Active VTOL Crash Prevention Ltd., a subsidiary of Advanced Blast & Ballistic Systems Ltd. (ABBS) founded in 2008 in the UK, presented a patented solid-fuel retro-rocket safety system for aircraft at the Vertical Flight Society Forum 75 convention in Philadelphia on May 16. Designed to assure soft landings of electric vertical takeoff and landing (eVTOL) aircraft and heavy cargo c-drones in case of catastrophic failure such as loss of power or control, the “zero-altitude/zero-speed” system’s inventor said the technology could also be adapted to existing light aircraft and helicopter airframes.
Heavy c-drones under development as well as electric powered air taxis on the drawing boards or in prototype phase will fly at low altitudes over populated areas, presenting safety challenges both for passengers and people on the ground. At very low altitudes — from ground level to about 250ft (75m) — a parachute cannot deploy in time to prevent a crash. This “safety gap” means a serious incident — loss of power or control, foreign object debris (FOD) damage, bird or small c-drone strike — could cause injuries or fatalities.
Roger Sloman, inventor of the system, explained in a technical presentation and later in an exclusive interview how the technology was first developed to counteract the deadly effects of improvised explosive devices (IEDs) of the type detonated by insurgents in Afghanistan or Iraq under armored vehicles. A novel form of rocket motor with a linear array of nozzles along the side of a square-section tube is paired with sensors which can detect and measure an explosion underneath a vehicle within three milliseconds and fire the rockets for a small fraction of a second, with sufficient thrust to keep the vehicle glued to the roadway while a vehicle belly plate then deflects the force of the blast outwards. This application is currently being evaluated by the American and Israeli militaries. The linear rocket motor casings designed for vehicles can also potentially be mounted under the skids of a conventional helicopter.

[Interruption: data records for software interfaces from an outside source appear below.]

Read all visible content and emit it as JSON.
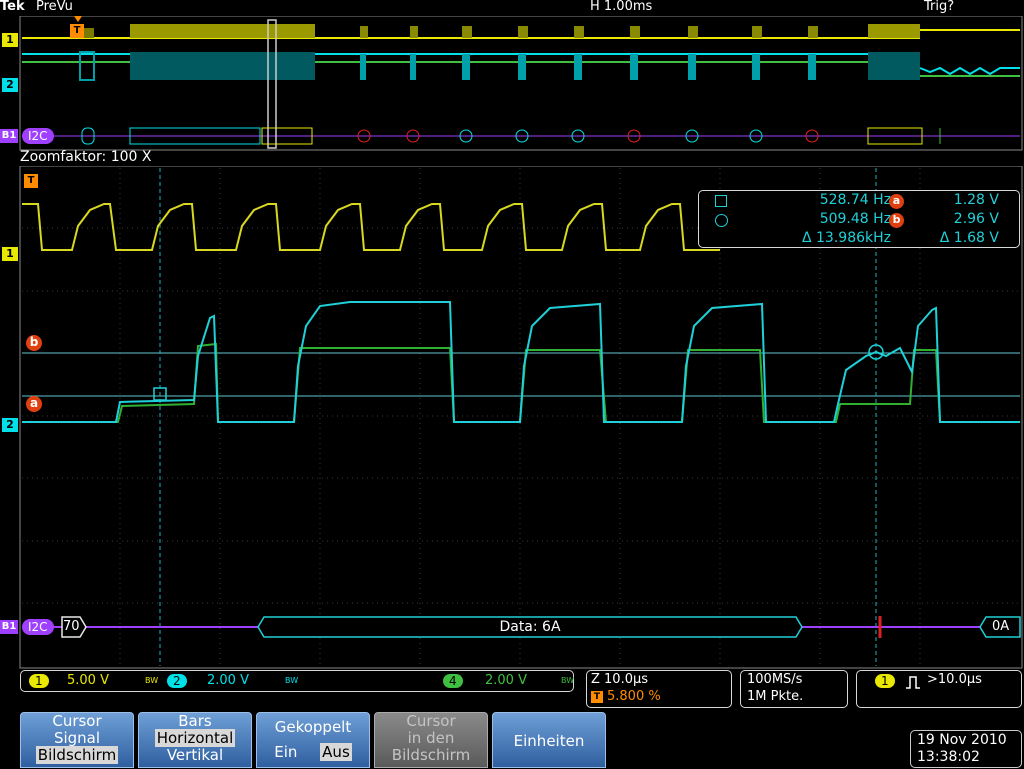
{
  "status_bar": {
    "brand": "Tek",
    "mode": "PreVu",
    "horizontal_scale": "H 1.00ms",
    "trigger_state": "Trig?"
  },
  "zoom": {
    "label": "Zoomfaktor: 100 X"
  },
  "channel_markers": {
    "ch1": "1",
    "ch2": "2",
    "bus": "B1",
    "trigger": "T",
    "cursor_a": "a",
    "cursor_b": "b"
  },
  "overview_bus": {
    "label": "I2C"
  },
  "main_bus": {
    "label": "I2C",
    "address": "70",
    "data_packet": "Data: 6A",
    "end_packet": "0A"
  },
  "cursor_readout": {
    "freq_square": "528.74 Hz",
    "freq_circle": "509.48 Hz",
    "freq_delta": "Δ 13.986kHz",
    "volt_a": "1.28 V",
    "volt_b": "2.96 V",
    "volt_delta": "Δ 1.68 V"
  },
  "vertical_settings": {
    "ch1": {
      "num": "1",
      "value": "5.00 V",
      "bw": "BW",
      "color": "#e8e800"
    },
    "ch2": {
      "num": "2",
      "value": "2.00 V",
      "bw": "BW",
      "color": "#00e0e8"
    },
    "ch4": {
      "num": "4",
      "value": "2.00 V",
      "bw": "BW",
      "color": "#40c040"
    }
  },
  "zoom_settings": {
    "scale": "Z 10.0μs",
    "position": "5.800 %"
  },
  "acquisition": {
    "rate": "100MS/s",
    "points": "1M Pkte."
  },
  "trigger": {
    "source": "1",
    "condition": ">10.0μs"
  },
  "menu": {
    "cursor_title": "Cursor",
    "cursor_opt1": "Signal",
    "cursor_opt2": "Bildschirm",
    "bars_title": "Bars",
    "bars_opt1": "Horizontal",
    "bars_opt2": "Vertikal",
    "coupled_title": "Gekoppelt",
    "coupled_on": "Ein",
    "coupled_off": "Aus",
    "cursor_screen_line1": "Cursor",
    "cursor_screen_line2": "in den",
    "cursor_screen_line3": "Bildschirm",
    "units": "Einheiten"
  },
  "datetime": {
    "date": "19 Nov 2010",
    "time": "13:38:02"
  },
  "colors": {
    "ch1": "#e8e800",
    "ch2": "#00e0e8",
    "ch4": "#40c040",
    "bus": "#a040ff",
    "accent": "#ff8c00",
    "error": "#e02020"
  }
}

On a heavy c-drone or eVTOL passenger air taxi, the AVCP safety system is designed to be incorporated in the harness of a ballistic parachute. When sensors indicate an emergency condition, the parachute is launched upward above the aircraft by a small rocket and opens, slowing the descent; when the craft is about 15-30ft (5-15m) above ground level, the retro rockets fire for about 1 second, slowing the descent to a soft landing. A key feature of the system is that it turns the nozzles from the vertical position to horizontal when the aircraft contacts the ground, to avoid lifting the aircraft back into the air, and to burn all the propellant to reduce the risk to passengers and first responders.

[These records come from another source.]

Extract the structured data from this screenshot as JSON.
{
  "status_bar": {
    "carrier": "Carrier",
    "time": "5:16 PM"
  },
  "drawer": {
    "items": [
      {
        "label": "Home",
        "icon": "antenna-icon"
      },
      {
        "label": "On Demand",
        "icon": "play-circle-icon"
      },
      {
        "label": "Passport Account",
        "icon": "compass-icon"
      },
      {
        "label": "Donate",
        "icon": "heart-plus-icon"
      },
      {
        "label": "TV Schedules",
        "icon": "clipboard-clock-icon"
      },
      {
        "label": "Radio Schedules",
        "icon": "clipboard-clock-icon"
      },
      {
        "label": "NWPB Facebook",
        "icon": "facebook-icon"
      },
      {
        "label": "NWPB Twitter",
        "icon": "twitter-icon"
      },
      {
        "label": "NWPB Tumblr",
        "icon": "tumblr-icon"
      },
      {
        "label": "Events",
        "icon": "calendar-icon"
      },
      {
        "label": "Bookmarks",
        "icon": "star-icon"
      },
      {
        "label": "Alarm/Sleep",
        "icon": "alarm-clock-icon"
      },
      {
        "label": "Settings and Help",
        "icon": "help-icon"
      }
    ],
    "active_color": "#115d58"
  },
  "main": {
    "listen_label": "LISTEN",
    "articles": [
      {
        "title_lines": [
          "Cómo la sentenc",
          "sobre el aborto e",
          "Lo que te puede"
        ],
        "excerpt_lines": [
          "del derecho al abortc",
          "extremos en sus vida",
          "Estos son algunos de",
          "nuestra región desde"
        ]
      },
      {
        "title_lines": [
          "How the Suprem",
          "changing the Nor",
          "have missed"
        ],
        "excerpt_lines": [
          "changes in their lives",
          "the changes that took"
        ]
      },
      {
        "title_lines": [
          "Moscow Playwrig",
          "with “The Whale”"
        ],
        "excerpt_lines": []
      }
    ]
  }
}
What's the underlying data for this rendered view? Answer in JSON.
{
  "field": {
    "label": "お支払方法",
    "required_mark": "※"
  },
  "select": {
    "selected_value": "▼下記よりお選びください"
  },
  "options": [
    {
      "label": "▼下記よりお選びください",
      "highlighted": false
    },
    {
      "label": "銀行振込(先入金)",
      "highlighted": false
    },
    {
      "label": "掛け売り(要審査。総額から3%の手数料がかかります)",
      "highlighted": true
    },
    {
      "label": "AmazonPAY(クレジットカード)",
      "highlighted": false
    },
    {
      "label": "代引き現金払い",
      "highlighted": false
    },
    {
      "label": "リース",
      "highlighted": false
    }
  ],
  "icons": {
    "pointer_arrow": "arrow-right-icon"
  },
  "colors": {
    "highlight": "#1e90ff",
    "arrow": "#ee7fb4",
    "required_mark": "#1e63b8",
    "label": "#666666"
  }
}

In the airline industry, where safety is paramount (a targeted accident rate probability of less than 1 x 10-9 occurrences per operational flight hour is often cited), the safety of the industry’s new eVTOL designs remains unproven. These aircraft differ from traditional helicopters which are designed to “autorotate” in a controlled descent during an emergency; eVTOL craft are generally using highly automated flight controls and distributed electric propulsion (DEP) powering multiple rotors or ducted fans. The Vertical Flight Society maintains a list, now numbering over 175 eVTOL designs, in all stages from conception to prototype. None are certified yet by regulators such as the US Federal Aviation Administration (FAA), UK Civil Aviation Authority (CAA), or European Aircraft Safety Association (EASA).
Heavy c-drones such as Boeing’s Cargo Air Vehicle (CAV), with a 500 lb (227 kg) payload, and the Autonomous Pod Transport (APT) series by Bell, with varying sizes and payloads, will precede eVTOL aircraft; the safety systems on heavy cargo drones certified to fly over people and urban areas could well influence regulators evaluating the safety of flying passenger vehicles for certification.

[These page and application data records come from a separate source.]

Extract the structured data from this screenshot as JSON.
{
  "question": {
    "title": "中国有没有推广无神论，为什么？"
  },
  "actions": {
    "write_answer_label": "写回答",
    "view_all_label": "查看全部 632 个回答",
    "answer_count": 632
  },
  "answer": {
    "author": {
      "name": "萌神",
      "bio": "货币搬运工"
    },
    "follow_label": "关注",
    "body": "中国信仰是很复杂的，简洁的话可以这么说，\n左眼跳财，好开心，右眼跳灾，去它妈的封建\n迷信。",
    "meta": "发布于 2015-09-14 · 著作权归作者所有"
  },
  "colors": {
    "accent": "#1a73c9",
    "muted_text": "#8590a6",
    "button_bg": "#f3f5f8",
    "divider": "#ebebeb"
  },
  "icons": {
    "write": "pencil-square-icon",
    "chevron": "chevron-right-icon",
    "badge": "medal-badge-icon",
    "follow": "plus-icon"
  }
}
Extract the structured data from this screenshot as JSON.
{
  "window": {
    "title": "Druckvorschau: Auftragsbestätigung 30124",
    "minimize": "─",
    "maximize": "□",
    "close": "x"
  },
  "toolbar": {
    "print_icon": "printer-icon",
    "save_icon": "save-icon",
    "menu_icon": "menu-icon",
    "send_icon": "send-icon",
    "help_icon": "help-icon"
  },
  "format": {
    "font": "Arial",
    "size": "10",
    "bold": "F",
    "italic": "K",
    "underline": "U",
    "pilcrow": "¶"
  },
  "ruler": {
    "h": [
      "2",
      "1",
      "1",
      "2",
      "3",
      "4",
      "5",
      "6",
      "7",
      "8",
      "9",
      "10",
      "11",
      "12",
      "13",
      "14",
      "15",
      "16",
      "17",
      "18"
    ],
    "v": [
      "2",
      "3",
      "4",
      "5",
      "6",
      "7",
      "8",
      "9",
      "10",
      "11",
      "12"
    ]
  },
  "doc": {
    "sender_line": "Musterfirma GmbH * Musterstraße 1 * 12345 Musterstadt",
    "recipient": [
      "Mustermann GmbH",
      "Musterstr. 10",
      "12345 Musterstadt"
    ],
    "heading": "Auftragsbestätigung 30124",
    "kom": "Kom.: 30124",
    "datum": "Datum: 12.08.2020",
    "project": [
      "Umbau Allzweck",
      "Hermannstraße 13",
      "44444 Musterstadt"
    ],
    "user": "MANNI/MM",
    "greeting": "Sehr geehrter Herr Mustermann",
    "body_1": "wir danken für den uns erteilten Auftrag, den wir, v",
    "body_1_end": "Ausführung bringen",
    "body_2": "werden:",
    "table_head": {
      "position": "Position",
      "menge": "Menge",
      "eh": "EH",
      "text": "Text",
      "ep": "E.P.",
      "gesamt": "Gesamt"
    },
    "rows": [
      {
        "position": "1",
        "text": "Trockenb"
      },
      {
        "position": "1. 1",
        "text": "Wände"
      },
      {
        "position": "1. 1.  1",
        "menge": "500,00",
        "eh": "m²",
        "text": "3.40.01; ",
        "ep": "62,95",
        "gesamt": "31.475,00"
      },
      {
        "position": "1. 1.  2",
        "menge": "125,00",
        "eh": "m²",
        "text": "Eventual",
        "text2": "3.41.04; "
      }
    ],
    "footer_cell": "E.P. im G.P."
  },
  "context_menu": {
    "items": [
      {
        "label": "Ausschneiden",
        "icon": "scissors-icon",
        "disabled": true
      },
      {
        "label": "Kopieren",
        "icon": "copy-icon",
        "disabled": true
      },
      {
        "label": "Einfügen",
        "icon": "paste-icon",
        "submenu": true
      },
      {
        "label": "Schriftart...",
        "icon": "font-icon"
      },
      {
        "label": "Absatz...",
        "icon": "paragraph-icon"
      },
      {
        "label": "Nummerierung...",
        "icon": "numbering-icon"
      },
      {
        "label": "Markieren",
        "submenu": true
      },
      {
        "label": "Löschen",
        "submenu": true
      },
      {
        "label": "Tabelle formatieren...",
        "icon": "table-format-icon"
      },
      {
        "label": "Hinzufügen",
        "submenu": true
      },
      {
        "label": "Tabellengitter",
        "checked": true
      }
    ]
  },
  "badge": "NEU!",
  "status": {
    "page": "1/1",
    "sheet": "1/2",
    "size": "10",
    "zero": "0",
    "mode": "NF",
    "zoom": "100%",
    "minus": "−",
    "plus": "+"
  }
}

ABBS is seeking to partner with aircraft and drone manufacturers to test and deploy the AVCP safety system.